[Records from a data source]
○ ○ ○ ○

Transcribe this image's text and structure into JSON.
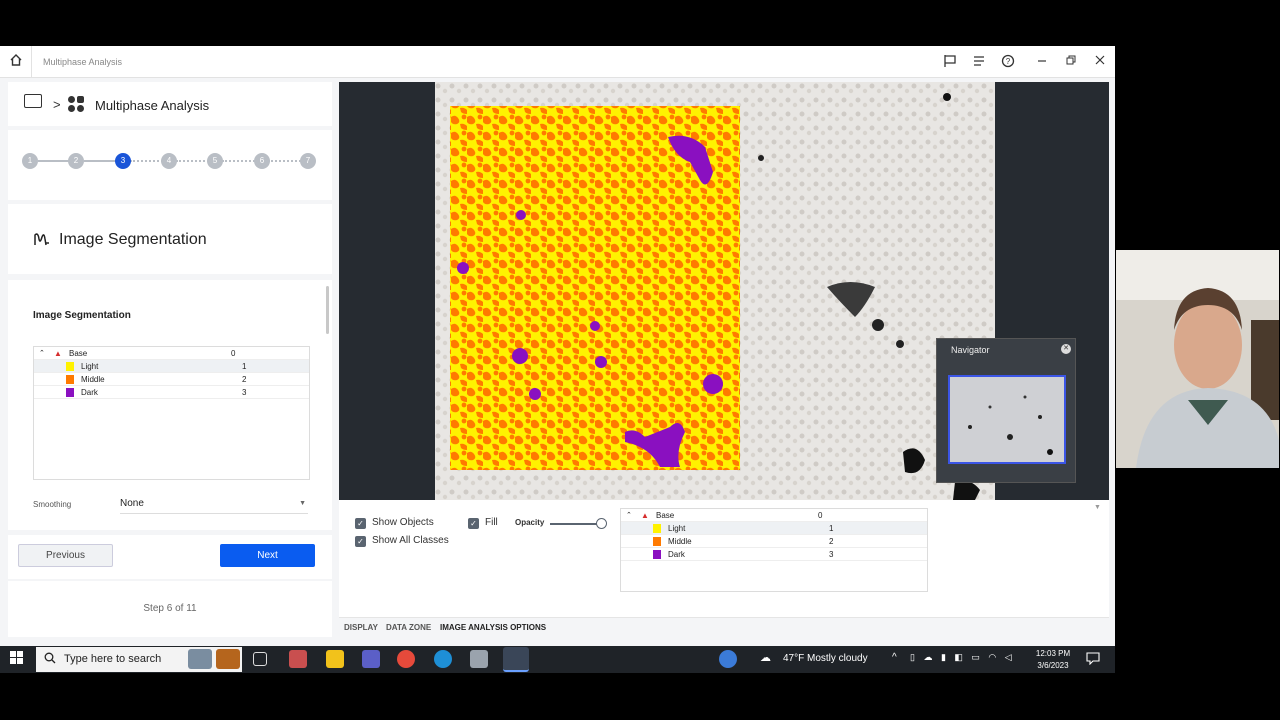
{
  "titlebar": {
    "title": "Multiphase Analysis",
    "icons": [
      "home-icon",
      "flag-icon",
      "list-icon",
      "help-icon",
      "minimize-icon",
      "restore-icon",
      "close-icon"
    ]
  },
  "breadcrumb": {
    "separator": ">",
    "label": "Multiphase Analysis"
  },
  "stepper": {
    "steps": [
      "1",
      "2",
      "3",
      "4",
      "5",
      "6",
      "7"
    ],
    "active": 3
  },
  "section": {
    "title": "Image Segmentation"
  },
  "segmentation": {
    "heading": "Image Segmentation",
    "classes": [
      {
        "name": "Base",
        "value": "0",
        "color": "#d62e2e"
      },
      {
        "name": "Light",
        "value": "1",
        "color": "#fff200"
      },
      {
        "name": "Middle",
        "value": "2",
        "color": "#ff7a00"
      },
      {
        "name": "Dark",
        "value": "3",
        "color": "#8a10c0"
      }
    ],
    "smoothing_label": "Smoothing",
    "smoothing_value": "None"
  },
  "nav": {
    "previous": "Previous",
    "next": "Next",
    "step_text": "Step 6 of 11"
  },
  "options": {
    "show_objects": "Show Objects",
    "show_all_classes": "Show All Classes",
    "fill": "Fill",
    "opacity": "Opacity",
    "opacity_value": 1.0
  },
  "tabs": [
    "DISPLAY",
    "DATA ZONE",
    "IMAGE ANALYSIS OPTIONS"
  ],
  "navigator": {
    "title": "Navigator"
  },
  "taskbar": {
    "search_placeholder": "Type here to search",
    "weather": "47°F  Mostly cloudy",
    "time": "12:03 PM",
    "date": "3/6/2023"
  },
  "colors": {
    "accent": "#0a5cf0",
    "light": "#fff200",
    "middle": "#ff7a00",
    "dark": "#8a10c0"
  }
}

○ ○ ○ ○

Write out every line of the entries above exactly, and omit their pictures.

Transcribe this image's text and structure into JSON.
{
  "titlebar": {
    "title": "Multiphase Analysis",
    "icons": [
      "home-icon",
      "flag-icon",
      "list-icon",
      "help-icon",
      "minimize-icon",
      "restore-icon",
      "close-icon"
    ]
  },
  "breadcrumb": {
    "separator": ">",
    "label": "Multiphase Analysis"
  },
  "stepper": {
    "steps": [
      "1",
      "2",
      "3",
      "4",
      "5",
      "6",
      "7"
    ],
    "active": 3
  },
  "section": {
    "title": "Image Segmentation"
  },
  "segmentation": {
    "heading": "Image Segmentation",
    "classes": [
      {
        "name": "Base",
        "value": "0",
        "color": "#d62e2e"
      },
      {
        "name": "Light",
        "value": "1",
        "color": "#fff200"
      },
      {
        "name": "Middle",
        "value": "2",
        "color": "#ff7a00"
      },
      {
        "name": "Dark",
        "value": "3",
        "color": "#8a10c0"
      }
    ],
    "smoothing_label": "Smoothing",
    "smoothing_value": "None"
  },
  "nav": {
    "previous": "Previous",
    "next": "Next",
    "step_text": "Step 6 of 11"
  },
  "options": {
    "show_objects": "Show Objects",
    "show_all_classes": "Show All Classes",
    "fill": "Fill",
    "opacity": "Opacity",
    "opacity_value": 1.0
  },
  "tabs": [
    "DISPLAY",
    "DATA ZONE",
    "IMAGE ANALYSIS OPTIONS"
  ],
  "navigator": {
    "title": "Navigator"
  },
  "taskbar": {
    "search_placeholder": "Type here to search",
    "weather": "47°F  Mostly cloudy",
    "time": "12:03 PM",
    "date": "3/6/2023"
  },
  "colors": {
    "accent": "#0a5cf0",
    "light": "#fff200",
    "middle": "#ff7a00",
    "dark": "#8a10c0"
  }
}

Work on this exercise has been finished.